A defensive European Union on Friday played down an ongoing confrontation with developing countries over ‘pre-2020 actions’ on climate change that has been weighing down on the negotiations here, but a compromise solution was nowhere in sight yet, with India and China comprehensively rejecting initial proposals to address their demands.
“It does not address any of our concerns. It cannot be acceptable to us,” said an Indian negotiator about a three-point proposal suggested by Fiji, which is presiding over the conference, to end the stalemate.
In a parallel development, the developing countries, at the instance of India and China, have also decided to request the UN climate change secretariat to organise an event at the conference next week to commemorate the 20th anniversary of adoption of the 1997 Kyoto Protocol. The developing countries hope this would help bring more attention to ‘pre-2020 actions’ and put further pressure on developed countries to deliver on their promises. The G-77 group of developing countries, with more than 130 members, sent a formal proposal in this regard to the secretariat Friday.
“We propose to have a ceremony on the adoption of Kyoto Protocol on its 20th anniversary. We hope that kind of event will help us get the political momentum around pre-2020 actions,” Chinese negotiator Chen Zhihua told reporters.
The developing countries have been accusing the developed world of trying to run away from their obligations under Kyoto Protocol that has three more years to run. The Paris Agreement, finalised in 2015, is essentially the successor agreement to Kyoto Protocol.
Kyoto Protocol had placed mandatory emission cut targets on rich and developed countries. These countries had to achieve these cuts in the 2005-2012 period. Later, through amendments made in Doha in 2012, the mandate of Kyoto Protocol was extended till 2020 with fresh targets for these countries. The Doha Amendments have still not become operational as adequate number of countries have not yet ratified it.

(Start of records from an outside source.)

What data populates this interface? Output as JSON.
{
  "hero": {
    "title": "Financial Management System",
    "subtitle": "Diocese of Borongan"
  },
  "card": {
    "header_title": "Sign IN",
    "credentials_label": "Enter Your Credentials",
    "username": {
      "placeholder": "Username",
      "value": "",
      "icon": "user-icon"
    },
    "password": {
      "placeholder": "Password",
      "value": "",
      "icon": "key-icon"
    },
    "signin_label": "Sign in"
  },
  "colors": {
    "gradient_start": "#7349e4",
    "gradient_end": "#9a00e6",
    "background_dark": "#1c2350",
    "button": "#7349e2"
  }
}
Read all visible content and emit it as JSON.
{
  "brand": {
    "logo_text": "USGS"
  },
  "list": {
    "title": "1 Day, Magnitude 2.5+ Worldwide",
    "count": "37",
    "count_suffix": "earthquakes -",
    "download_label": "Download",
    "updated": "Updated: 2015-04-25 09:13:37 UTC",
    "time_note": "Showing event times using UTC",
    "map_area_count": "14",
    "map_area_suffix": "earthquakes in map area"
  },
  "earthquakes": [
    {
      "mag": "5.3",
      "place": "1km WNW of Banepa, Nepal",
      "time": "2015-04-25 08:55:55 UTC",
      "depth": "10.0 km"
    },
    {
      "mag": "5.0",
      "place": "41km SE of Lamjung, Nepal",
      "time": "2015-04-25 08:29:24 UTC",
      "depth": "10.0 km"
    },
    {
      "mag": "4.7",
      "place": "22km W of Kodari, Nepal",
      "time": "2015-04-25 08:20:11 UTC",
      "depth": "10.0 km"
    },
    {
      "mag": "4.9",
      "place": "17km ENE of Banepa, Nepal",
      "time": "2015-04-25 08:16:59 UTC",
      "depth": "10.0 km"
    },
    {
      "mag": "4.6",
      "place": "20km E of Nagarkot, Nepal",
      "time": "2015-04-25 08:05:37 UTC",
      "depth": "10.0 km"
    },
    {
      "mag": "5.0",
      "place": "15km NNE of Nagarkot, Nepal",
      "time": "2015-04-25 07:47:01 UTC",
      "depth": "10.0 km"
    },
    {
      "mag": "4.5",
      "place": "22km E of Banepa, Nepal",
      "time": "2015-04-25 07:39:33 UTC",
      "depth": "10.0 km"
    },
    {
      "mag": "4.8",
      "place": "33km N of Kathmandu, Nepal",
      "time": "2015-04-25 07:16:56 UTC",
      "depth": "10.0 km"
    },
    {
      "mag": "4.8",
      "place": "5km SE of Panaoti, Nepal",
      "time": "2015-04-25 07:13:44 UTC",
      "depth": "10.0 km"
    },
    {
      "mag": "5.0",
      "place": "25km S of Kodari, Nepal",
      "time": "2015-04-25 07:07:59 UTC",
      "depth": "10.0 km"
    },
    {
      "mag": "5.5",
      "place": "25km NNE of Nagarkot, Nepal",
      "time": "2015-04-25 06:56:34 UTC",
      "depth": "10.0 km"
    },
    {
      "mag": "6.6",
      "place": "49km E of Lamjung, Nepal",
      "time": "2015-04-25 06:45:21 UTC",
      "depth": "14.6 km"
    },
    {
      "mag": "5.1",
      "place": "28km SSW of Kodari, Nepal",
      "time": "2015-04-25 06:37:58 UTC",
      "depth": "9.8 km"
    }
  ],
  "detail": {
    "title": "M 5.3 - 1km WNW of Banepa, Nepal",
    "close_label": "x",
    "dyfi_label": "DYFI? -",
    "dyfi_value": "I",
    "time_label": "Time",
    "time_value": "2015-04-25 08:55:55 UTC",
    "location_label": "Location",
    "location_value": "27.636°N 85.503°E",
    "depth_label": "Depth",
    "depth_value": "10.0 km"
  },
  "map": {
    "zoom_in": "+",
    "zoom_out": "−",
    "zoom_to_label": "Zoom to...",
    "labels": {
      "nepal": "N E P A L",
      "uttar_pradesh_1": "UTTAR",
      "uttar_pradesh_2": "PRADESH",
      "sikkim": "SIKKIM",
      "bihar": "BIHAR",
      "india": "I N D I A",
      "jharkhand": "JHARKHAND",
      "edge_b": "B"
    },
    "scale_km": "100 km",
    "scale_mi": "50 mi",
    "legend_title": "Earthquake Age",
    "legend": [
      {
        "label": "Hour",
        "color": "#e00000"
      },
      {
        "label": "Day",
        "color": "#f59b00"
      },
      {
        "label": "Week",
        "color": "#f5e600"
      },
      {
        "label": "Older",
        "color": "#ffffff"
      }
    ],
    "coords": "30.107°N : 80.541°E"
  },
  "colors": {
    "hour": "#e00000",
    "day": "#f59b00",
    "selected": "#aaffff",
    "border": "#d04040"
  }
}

Amidst effort at this conference to finalise the rule-book for implementation of Paris Agreement, with hopes of ramping up actions to deal with ever-worsening impacts of climate change, developing countries have been trying to emphasise that actions promised for pre-2020 period under Kyoto Protocol are not neglected. The Paris Agreement does not assign any emission targets on countries, letting them decide for themselves what actions to take.
Since the start of the conference, developing countries have been protesting against non-inclusion of the ‘pre-2020 actions’ in the official agenda of discussions. After a few rounds of informal discussions, Fiji put forward a three-point compromise formula, proposing that discussions on ‘pre-2020 actions’ be held at a scheduled review meeting next year, and every subsequent year after that, and a new website be set up providing information on ‘pre-2020 actions’ being taken.
“We had two specific demands — include pre-2020 discussions in the official agenda, and finalise a timeline for ratification of Doha amendments. These proposals address none of these demands. It cannot therefore be acceptable,” the Indian negotiator said.
Chinese negotiator Chen Zhihua agreed. “The presidency (Fiji) has provided some proposals for our consideration. It is a good signal, but from our side, it is still not enough. So we are trying to provide some comments on it and working with our partners to see what additional work we can do to improve the proposals,” he said.
Meanwhile, Elina Bardram, head of EU delegation, said though EU was yet to ratify the Doha amendments, it was already on course to meet commitments for the pre-2020 period. She said there was no attempt to run away from discussing ‘pre-2020 actions’. It was more about finding the right forums, in several parallel meetings, to discuss this so that the main work of finalising the rule-book for Paris Agreement is not affected.
“There is somehow a misperception that the EU and other countries don’t consider pre-2020 action very important. We do… I will insist on that,” she said.